The team behind the Kodi player go on to say: “There's an important distinction to be made between official and third-party add-ons.
“Official add-ons are reviewed and curated by Kodi Team members and if they meet all the rules, included in our official add-on repository.
“Of course, this means that no add-on is accepted in our repository if it circumvents a paywall or provides illegal or free access to content that you would otherwise have to pay for.
“We can see the appeal of Kodi builds, but please stop using them.”
This post comes as the TV Player has also recently warned users about so-called Kodi boxes which it says it doesn't make or distribute.
In the post, Kodi confirmed: “We do not sell computers, Kodi boxes, Kodi sticks, carrot sticks or french fries.

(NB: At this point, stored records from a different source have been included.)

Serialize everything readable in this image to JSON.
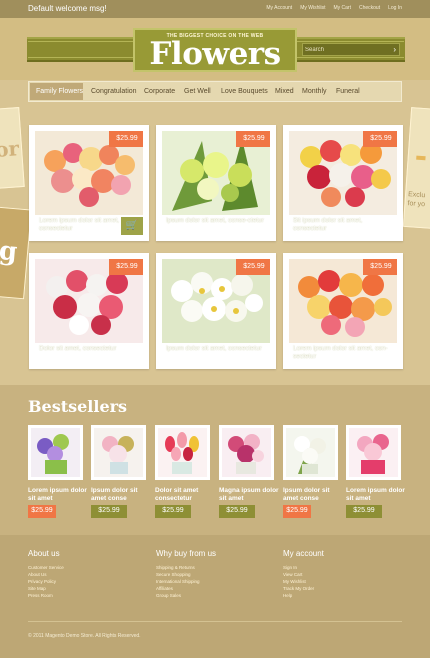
{
  "topbar": {
    "welcome": "Default welcome msg!",
    "links": [
      "My Account",
      "My Wishlist",
      "My Cart",
      "Checkout",
      "Log In"
    ]
  },
  "header": {
    "tagline": "THE BIGGEST CHOICE ON THE WEB",
    "logo": "Flowers",
    "search_placeholder": "Search"
  },
  "nav": {
    "items": [
      "Family Flowers",
      "Congratulation",
      "Corporate",
      "Get Well",
      "Love Bouquets",
      "Mixed",
      "Monthly",
      "Funeral"
    ]
  },
  "promos": {
    "left_top": "or",
    "left_bottom": "g",
    "right_top": "-",
    "right_bottom": "Exclu\nfor yo"
  },
  "products": [
    {
      "price": "$25.99",
      "caption": "Lorem ipsum dolor sit amet, consectetur"
    },
    {
      "price": "$25.99",
      "caption": "Ipsum dolor sit amet, conse-ctetur"
    },
    {
      "price": "$25.99",
      "caption": "Sit ipsum dolor sit amet, consectetur"
    },
    {
      "price": "$25.99",
      "caption": "Dolor sit amet, consectetur"
    },
    {
      "price": "$25.99",
      "caption": "Ipsum dolor sit amet, consectetur"
    },
    {
      "price": "$25.99",
      "caption": "Lorem ipsum dolor sit amet, con-sectetur"
    }
  ],
  "bestsellers": {
    "title": "Bestsellers",
    "items": [
      {
        "caption": "Lorem ipsum dolor sit amet",
        "price": "$25.99",
        "style": "orange"
      },
      {
        "caption": "Ipsum dolor sit amet conse",
        "price": "$25.99",
        "style": "olive"
      },
      {
        "caption": "Dolor sit amet consectetur",
        "price": "$25.99",
        "style": "olive"
      },
      {
        "caption": "Magna ipsum dolor sit amet",
        "price": "$25.99",
        "style": "olive"
      },
      {
        "caption": "Ipsum dolor sit amet conse",
        "price": "$25.99",
        "style": "orange"
      },
      {
        "caption": "Lorem ipsum dolor sit amet",
        "price": "$25.99",
        "style": "olive"
      }
    ]
  },
  "footer": {
    "about": {
      "title": "About us",
      "links": [
        "Customer Service",
        "About Us",
        "Privacy Policy",
        "Site Map",
        "Press Room"
      ]
    },
    "why": {
      "title": "Why buy from us",
      "links": [
        "Shipping & Returns",
        "Secure Shopping",
        "International Shipping",
        "Affiliates",
        "Group Sales"
      ]
    },
    "account": {
      "title": "My account",
      "links": [
        "Sign In",
        "View Cart",
        "My Wishlist",
        "Track My Order",
        "Help"
      ]
    },
    "copyright": "© 2011 Magento Demo Store. All Rights Reserved."
  },
  "colors": {
    "background": "#d8c493",
    "olive": "#8e8f35",
    "price_orange": "#f07645",
    "nav_bg": "#e5d8b0"
  }
}
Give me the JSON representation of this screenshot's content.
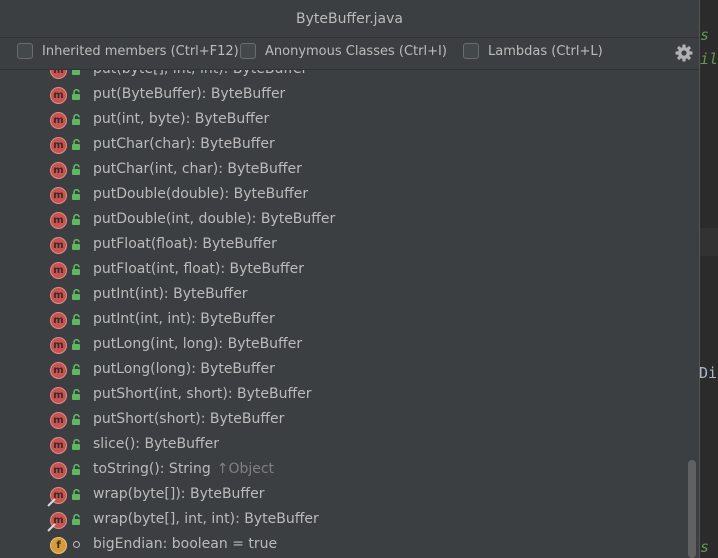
{
  "window": {
    "title": "ByteBuffer.java"
  },
  "options": {
    "inherited_members": "Inherited members (Ctrl+F12)",
    "anonymous_classes": "Anonymous Classes (Ctrl+I)",
    "lambdas": "Lambdas (Ctrl+L)",
    "settings_icon": "gear-icon"
  },
  "editor_fragments": {
    "frag1": "s",
    "frag2": "il",
    "frag3": "Di",
    "frag4": "s"
  },
  "members": [
    {
      "kind": "method",
      "static": false,
      "visibility": "public",
      "signature": "put(byte[], int, int): ByteBuffer",
      "inherited": ""
    },
    {
      "kind": "method",
      "static": false,
      "visibility": "public",
      "signature": "put(ByteBuffer): ByteBuffer",
      "inherited": ""
    },
    {
      "kind": "method",
      "static": false,
      "visibility": "public",
      "signature": "put(int, byte): ByteBuffer",
      "inherited": ""
    },
    {
      "kind": "method",
      "static": false,
      "visibility": "public",
      "signature": "putChar(char): ByteBuffer",
      "inherited": ""
    },
    {
      "kind": "method",
      "static": false,
      "visibility": "public",
      "signature": "putChar(int, char): ByteBuffer",
      "inherited": ""
    },
    {
      "kind": "method",
      "static": false,
      "visibility": "public",
      "signature": "putDouble(double): ByteBuffer",
      "inherited": ""
    },
    {
      "kind": "method",
      "static": false,
      "visibility": "public",
      "signature": "putDouble(int, double): ByteBuffer",
      "inherited": ""
    },
    {
      "kind": "method",
      "static": false,
      "visibility": "public",
      "signature": "putFloat(float): ByteBuffer",
      "inherited": ""
    },
    {
      "kind": "method",
      "static": false,
      "visibility": "public",
      "signature": "putFloat(int, float): ByteBuffer",
      "inherited": ""
    },
    {
      "kind": "method",
      "static": false,
      "visibility": "public",
      "signature": "putInt(int): ByteBuffer",
      "inherited": ""
    },
    {
      "kind": "method",
      "static": false,
      "visibility": "public",
      "signature": "putInt(int, int): ByteBuffer",
      "inherited": ""
    },
    {
      "kind": "method",
      "static": false,
      "visibility": "public",
      "signature": "putLong(int, long): ByteBuffer",
      "inherited": ""
    },
    {
      "kind": "method",
      "static": false,
      "visibility": "public",
      "signature": "putLong(long): ByteBuffer",
      "inherited": ""
    },
    {
      "kind": "method",
      "static": false,
      "visibility": "public",
      "signature": "putShort(int, short): ByteBuffer",
      "inherited": ""
    },
    {
      "kind": "method",
      "static": false,
      "visibility": "public",
      "signature": "putShort(short): ByteBuffer",
      "inherited": ""
    },
    {
      "kind": "method",
      "static": false,
      "visibility": "public",
      "signature": "slice(): ByteBuffer",
      "inherited": ""
    },
    {
      "kind": "method",
      "static": false,
      "visibility": "public",
      "signature": "toString(): String",
      "inherited": "↑Object"
    },
    {
      "kind": "method",
      "static": true,
      "visibility": "public",
      "signature": "wrap(byte[]): ByteBuffer",
      "inherited": ""
    },
    {
      "kind": "method",
      "static": true,
      "visibility": "public",
      "signature": "wrap(byte[], int, int): ByteBuffer",
      "inherited": ""
    },
    {
      "kind": "field",
      "static": false,
      "visibility": "package",
      "signature": "bigEndian: boolean = true",
      "inherited": ""
    }
  ],
  "colors": {
    "method_icon": "#c75450",
    "field_icon": "#d49a3e",
    "public_lock": "#5fb85f",
    "text": "#bbbbbb",
    "inherited_text": "#808080"
  }
}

“Actually, we don't recommend specific hardware, and we're certainly not interested in selling hardware.
“The only thing we're interested in is writing software, keeping Kodi in tip-top shape, and advising you about how to better use Kodi.

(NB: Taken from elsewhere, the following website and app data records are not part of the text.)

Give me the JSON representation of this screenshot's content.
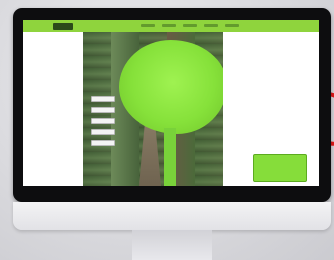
{
  "scene": {
    "description_colors": {
      "background": "#d9d9dd",
      "monitor_bezel": "#0d0d0f",
      "cable": "#e01818",
      "brand_green": "#8fd43d",
      "tree_green": "#86e13a"
    }
  },
  "website": {
    "nav": {
      "logo_icon": "logo-icon",
      "items": [
        "",
        "",
        "",
        "",
        ""
      ]
    },
    "hero": {
      "image_icon": "tree-icon"
    },
    "side_menu": {
      "items": [
        "",
        "",
        "",
        "",
        ""
      ]
    },
    "cta": {
      "label": ""
    }
  }
}
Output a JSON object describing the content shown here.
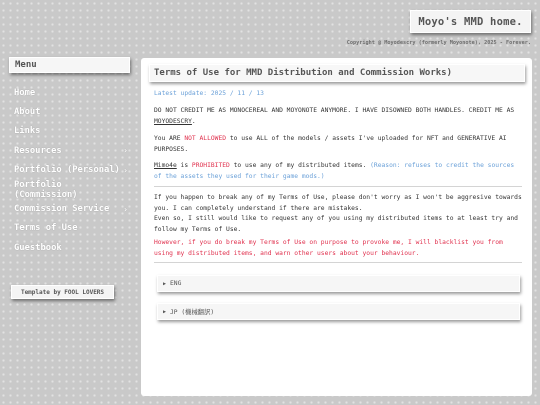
{
  "header": {
    "site_title": "Moyo's MMD home.",
    "copyright": "Copyright @ Moyodescry (formerly Moyonote), 2025 - Forever."
  },
  "sidebar": {
    "menu_title": "Menu",
    "items": [
      {
        "label": "Home",
        "chevron": ""
      },
      {
        "label": "About",
        "chevron": ""
      },
      {
        "label": "Links",
        "chevron": ""
      },
      {
        "label": "Resources",
        "chevron": "›"
      },
      {
        "label": "Portfolio (Personal)",
        "chevron": "›"
      },
      {
        "label": "Portfolio (Commission)",
        "chevron": ""
      },
      {
        "label": "Commission Service",
        "chevron": "›"
      },
      {
        "label": "Terms of Use",
        "chevron": ""
      },
      {
        "label": "Guestbook",
        "chevron": ""
      }
    ],
    "template_credit": "Template by FOOL LOVERS"
  },
  "main": {
    "title": "Terms of Use for MMD Distribution and Commission Works)",
    "latest_update": "Latest update: 2025 / 11 / 13",
    "p1_a": "DO NOT CREDIT ME AS MONOCEREAL AND MOYONOTE ANYMORE. I HAVE DISOWNED BOTH HANDLES. CREDIT ME AS ",
    "p1_b": "MOYODESCRY",
    "p1_c": ".",
    "p2_a": "You ARE ",
    "p2_b": "NOT ALLOWED",
    "p2_c": " to use ALL of the models / assets I've uploaded for NFT and GENERATIVE AI PURPOSES.",
    "p3_a": "Mimo4e",
    "p3_b": " is ",
    "p3_c": "PROHIBITED",
    "p3_d": " to use any of my distributed items. ",
    "p3_e": "(Reason: refuses to credit the sources of the assets they used for their game mods.)",
    "p4_l1": "If you happen to break any of my Terms of Use, please don't worry as I won't be aggresive towards you. I can completely understand if there are mistakes.",
    "p4_l2": "Even so, I still would like to request any of you using my distributed items to at least try and follow my Terms of Use.",
    "p5": "However, if you do break my Terms of Use on purpose to provoke me, I will blacklist you from using my distributed items, and warn other users about your behaviour.",
    "accordions": [
      {
        "label": "ENG"
      },
      {
        "label": "JP (機械翻訳)"
      }
    ]
  },
  "colors": {
    "accent_red": "#e0304d",
    "accent_blue": "#6aa0d8",
    "menu_text": "#ffffff",
    "background": "#c9c9c9"
  },
  "icons": {
    "submenu": "chevron-right-icon",
    "accordion": "triangle-right-icon"
  }
}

“We are not associated with any hardware companies, particular brand or site selling the so-called “Kodi boxes” or “Kodi sticks”. There is no such thing.”
As Kodi continues to distance itself from illegal streaming, the crackdown on piracy continues to grow.
Earlier this month the operators of a pirate streaming organisation were jailed for a total of 17 years for conspiracy to defraud; some of the longest sentences ever issued for piracy-related crimes.
Speaking about the crackdown, Premier League Director of Legal Services Kevin Plumb said: “Today’s decision has provided further evidence that the law will catch up with companies and individuals that defraud rights owners and breach copyright. The custodial sentences issued here reflect the seriousness and the scale of the crimes.
“Using these services is unlawful and fans should be aware that when they do so they enter into agreements with illegal businesses. They also risk being victims of fraud or identity theft by handing over personal data and financial details.
“The Premier League's investment into cutting edge technology, combined with wide-ranging anti-piracy actions such as the one here today and the continuing landmark blocking injunction, means that it has never been more difficult for football piracy to operate in the UK.”
Written by David Minister
Last Updated on